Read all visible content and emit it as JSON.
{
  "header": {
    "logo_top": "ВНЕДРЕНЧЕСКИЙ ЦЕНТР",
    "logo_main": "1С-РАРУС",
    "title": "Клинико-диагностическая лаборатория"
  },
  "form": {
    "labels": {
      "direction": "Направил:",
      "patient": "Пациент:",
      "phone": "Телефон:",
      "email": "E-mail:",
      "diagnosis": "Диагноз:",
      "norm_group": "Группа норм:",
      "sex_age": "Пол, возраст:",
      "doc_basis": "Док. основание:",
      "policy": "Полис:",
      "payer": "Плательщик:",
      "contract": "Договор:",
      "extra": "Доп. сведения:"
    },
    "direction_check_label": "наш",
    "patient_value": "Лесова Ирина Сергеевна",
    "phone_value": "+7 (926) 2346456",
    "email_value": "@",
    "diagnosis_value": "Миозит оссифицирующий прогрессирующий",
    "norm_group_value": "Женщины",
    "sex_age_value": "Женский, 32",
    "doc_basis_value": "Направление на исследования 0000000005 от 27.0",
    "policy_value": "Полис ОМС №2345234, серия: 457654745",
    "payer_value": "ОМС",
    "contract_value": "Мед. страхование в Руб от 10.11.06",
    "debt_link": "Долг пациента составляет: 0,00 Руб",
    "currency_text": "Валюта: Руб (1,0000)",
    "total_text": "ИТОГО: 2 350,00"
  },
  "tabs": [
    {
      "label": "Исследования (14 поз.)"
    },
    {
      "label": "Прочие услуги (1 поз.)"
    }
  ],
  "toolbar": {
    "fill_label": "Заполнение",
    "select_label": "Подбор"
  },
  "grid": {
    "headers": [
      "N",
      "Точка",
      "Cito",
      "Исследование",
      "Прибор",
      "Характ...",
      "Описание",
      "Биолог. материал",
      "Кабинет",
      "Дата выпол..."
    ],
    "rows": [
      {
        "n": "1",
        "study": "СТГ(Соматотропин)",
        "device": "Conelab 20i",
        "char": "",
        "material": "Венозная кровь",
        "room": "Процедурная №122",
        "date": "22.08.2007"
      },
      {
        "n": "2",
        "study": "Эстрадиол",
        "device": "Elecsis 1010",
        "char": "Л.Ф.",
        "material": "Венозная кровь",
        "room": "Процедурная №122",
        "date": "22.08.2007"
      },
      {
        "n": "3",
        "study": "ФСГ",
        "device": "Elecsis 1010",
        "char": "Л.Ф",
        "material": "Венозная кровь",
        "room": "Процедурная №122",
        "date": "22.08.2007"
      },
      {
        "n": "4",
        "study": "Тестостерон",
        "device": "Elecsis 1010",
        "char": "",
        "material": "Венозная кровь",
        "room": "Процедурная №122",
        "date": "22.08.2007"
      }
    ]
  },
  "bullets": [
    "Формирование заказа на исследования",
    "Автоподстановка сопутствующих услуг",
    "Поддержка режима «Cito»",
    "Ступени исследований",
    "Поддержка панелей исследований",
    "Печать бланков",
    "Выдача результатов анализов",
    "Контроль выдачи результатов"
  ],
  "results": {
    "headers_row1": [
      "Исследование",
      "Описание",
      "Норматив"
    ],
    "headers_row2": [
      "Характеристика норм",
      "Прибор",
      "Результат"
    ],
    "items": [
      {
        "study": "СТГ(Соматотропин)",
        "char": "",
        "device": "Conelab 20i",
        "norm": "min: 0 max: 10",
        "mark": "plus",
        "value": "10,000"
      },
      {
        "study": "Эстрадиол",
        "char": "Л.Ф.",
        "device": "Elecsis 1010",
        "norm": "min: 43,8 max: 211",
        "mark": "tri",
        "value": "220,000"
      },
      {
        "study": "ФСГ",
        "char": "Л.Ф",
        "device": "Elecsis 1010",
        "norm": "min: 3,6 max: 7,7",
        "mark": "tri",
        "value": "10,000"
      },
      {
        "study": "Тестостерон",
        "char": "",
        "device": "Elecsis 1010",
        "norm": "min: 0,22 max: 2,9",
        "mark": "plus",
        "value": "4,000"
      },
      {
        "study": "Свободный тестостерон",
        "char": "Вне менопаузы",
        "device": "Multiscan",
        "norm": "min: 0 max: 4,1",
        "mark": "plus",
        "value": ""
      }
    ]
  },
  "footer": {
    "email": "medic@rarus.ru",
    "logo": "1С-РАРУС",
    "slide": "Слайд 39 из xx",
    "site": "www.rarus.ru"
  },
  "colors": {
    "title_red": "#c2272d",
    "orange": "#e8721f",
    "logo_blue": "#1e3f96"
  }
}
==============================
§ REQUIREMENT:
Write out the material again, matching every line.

§ TASK OUTPUT:
Read all visible content and emit it as JSON.
{
  "header": {
    "logo_top": "ВНЕДРЕНЧЕСКИЙ ЦЕНТР",
    "logo_main": "1С-РАРУС",
    "title": "Клинико-диагностическая лаборатория"
  },
  "form": {
    "labels": {
      "direction": "Направил:",
      "patient": "Пациент:",
      "phone": "Телефон:",
      "email": "E-mail:",
      "diagnosis": "Диагноз:",
      "norm_group": "Группа норм:",
      "sex_age": "Пол, возраст:",
      "doc_basis": "Док. основание:",
      "policy": "Полис:",
      "payer": "Плательщик:",
      "contract": "Договор:",
      "extra": "Доп. сведения:"
    },
    "direction_check_label": "наш",
    "patient_value": "Лесова Ирина Сергеевна",
    "phone_value": "+7 (926) 2346456",
    "email_value": "@",
    "diagnosis_value": "Миозит оссифицирующий прогрессирующий",
    "norm_group_value": "Женщины",
    "sex_age_value": "Женский, 32",
    "doc_basis_value": "Направление на исследования 0000000005 от 27.0",
    "policy_value": "Полис ОМС №2345234, серия: 457654745",
    "payer_value": "ОМС",
    "contract_value": "Мед. страхование в Руб от 10.11.06",
    "debt_link": "Долг пациента составляет: 0,00 Руб",
    "currency_text": "Валюта: Руб (1,0000)",
    "total_text": "ИТОГО: 2 350,00"
  },
  "tabs": [
    {
      "label": "Исследования (14 поз.)"
    },
    {
      "label": "Прочие услуги (1 поз.)"
    }
  ],
  "toolbar": {
    "fill_label": "Заполнение",
    "select_label": "Подбор"
  },
  "grid": {
    "headers": [
      "N",
      "Точка",
      "Cito",
      "Исследование",
      "Прибор",
      "Характ...",
      "Описание",
      "Биолог. материал",
      "Кабинет",
      "Дата выпол..."
    ],
    "rows": [
      {
        "n": "1",
        "study": "СТГ(Соматотропин)",
        "device": "Conelab 20i",
        "char": "",
        "material": "Венозная кровь",
        "room": "Процедурная №122",
        "date": "22.08.2007"
      },
      {
        "n": "2",
        "study": "Эстрадиол",
        "device": "Elecsis 1010",
        "char": "Л.Ф.",
        "material": "Венозная кровь",
        "room": "Процедурная №122",
        "date": "22.08.2007"
      },
      {
        "n": "3",
        "study": "ФСГ",
        "device": "Elecsis 1010",
        "char": "Л.Ф",
        "material": "Венозная кровь",
        "room": "Процедурная №122",
        "date": "22.08.2007"
      },
      {
        "n": "4",
        "study": "Тестостерон",
        "device": "Elecsis 1010",
        "char": "",
        "material": "Венозная кровь",
        "room": "Процедурная №122",
        "date": "22.08.2007"
      }
    ]
  },
  "bullets": [
    "Формирование заказа на исследования",
    "Автоподстановка сопутствующих услуг",
    "Поддержка режима «Cito»",
    "Ступени исследований",
    "Поддержка панелей исследований",
    "Печать бланков",
    "Выдача результатов анализов",
    "Контроль выдачи результатов"
  ],
  "results": {
    "headers_row1": [
      "Исследование",
      "Описание",
      "Норматив"
    ],
    "headers_row2": [
      "Характеристика норм",
      "Прибор",
      "Результат"
    ],
    "items": [
      {
        "study": "СТГ(Соматотропин)",
        "char": "",
        "device": "Conelab 20i",
        "norm": "min: 0 max: 10",
        "mark": "plus",
        "value": "10,000"
      },
      {
        "study": "Эстрадиол",
        "char": "Л.Ф.",
        "device": "Elecsis 1010",
        "norm": "min: 43,8 max: 211",
        "mark": "tri",
        "value": "220,000"
      },
      {
        "study": "ФСГ",
        "char": "Л.Ф",
        "device": "Elecsis 1010",
        "norm": "min: 3,6 max: 7,7",
        "mark": "tri",
        "value": "10,000"
      },
      {
        "study": "Тестостерон",
        "char": "",
        "device": "Elecsis 1010",
        "norm": "min: 0,22 max: 2,9",
        "mark": "plus",
        "value": "4,000"
      },
      {
        "study": "Свободный тестостерон",
        "char": "Вне менопаузы",
        "device": "Multiscan",
        "norm": "min: 0 max: 4,1",
        "mark": "plus",
        "value": ""
      }
    ]
  },
  "footer": {
    "email": "medic@rarus.ru",
    "logo": "1С-РАРУС",
    "slide": "Слайд 39 из xx",
    "site": "www.rarus.ru"
  },
  "colors": {
    "title_red": "#c2272d",
    "orange": "#e8721f",
    "logo_blue": "#1e3f96"
  }
}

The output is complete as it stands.